# [TASK PROMPT]
Read through the lines below and copy the ones holding the string "name".

# [RECORDED DATA]
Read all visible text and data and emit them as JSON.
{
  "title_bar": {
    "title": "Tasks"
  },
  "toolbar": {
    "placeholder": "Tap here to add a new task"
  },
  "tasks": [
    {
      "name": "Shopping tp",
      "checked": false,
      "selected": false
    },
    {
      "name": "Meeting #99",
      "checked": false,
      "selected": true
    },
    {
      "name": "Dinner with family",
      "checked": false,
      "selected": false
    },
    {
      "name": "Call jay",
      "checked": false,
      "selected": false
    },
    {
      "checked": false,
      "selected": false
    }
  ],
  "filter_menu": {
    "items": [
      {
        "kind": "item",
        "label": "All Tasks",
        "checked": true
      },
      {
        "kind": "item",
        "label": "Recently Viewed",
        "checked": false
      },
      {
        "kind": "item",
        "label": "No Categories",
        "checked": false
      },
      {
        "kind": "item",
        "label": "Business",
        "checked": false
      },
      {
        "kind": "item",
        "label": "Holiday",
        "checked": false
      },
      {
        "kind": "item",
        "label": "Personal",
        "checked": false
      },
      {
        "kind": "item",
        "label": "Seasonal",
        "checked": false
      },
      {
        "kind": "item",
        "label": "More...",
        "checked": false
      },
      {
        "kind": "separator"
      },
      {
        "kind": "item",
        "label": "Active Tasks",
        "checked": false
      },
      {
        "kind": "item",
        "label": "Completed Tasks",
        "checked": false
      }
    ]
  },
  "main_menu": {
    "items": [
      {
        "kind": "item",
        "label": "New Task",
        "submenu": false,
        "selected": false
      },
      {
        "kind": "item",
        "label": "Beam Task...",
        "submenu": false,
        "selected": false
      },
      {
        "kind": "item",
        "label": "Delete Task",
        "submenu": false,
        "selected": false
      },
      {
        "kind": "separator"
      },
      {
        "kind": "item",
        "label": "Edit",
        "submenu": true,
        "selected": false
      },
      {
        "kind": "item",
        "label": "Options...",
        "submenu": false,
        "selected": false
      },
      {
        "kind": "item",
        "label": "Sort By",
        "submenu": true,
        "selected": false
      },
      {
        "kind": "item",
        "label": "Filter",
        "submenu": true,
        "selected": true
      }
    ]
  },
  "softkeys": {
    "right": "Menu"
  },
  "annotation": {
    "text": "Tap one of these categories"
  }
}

# [WRITTEN REPLY]
      "name": "Shopping tp",
      "name": "Meeting #99",
      "name": "Dinner with family",
      "name": "Call jay",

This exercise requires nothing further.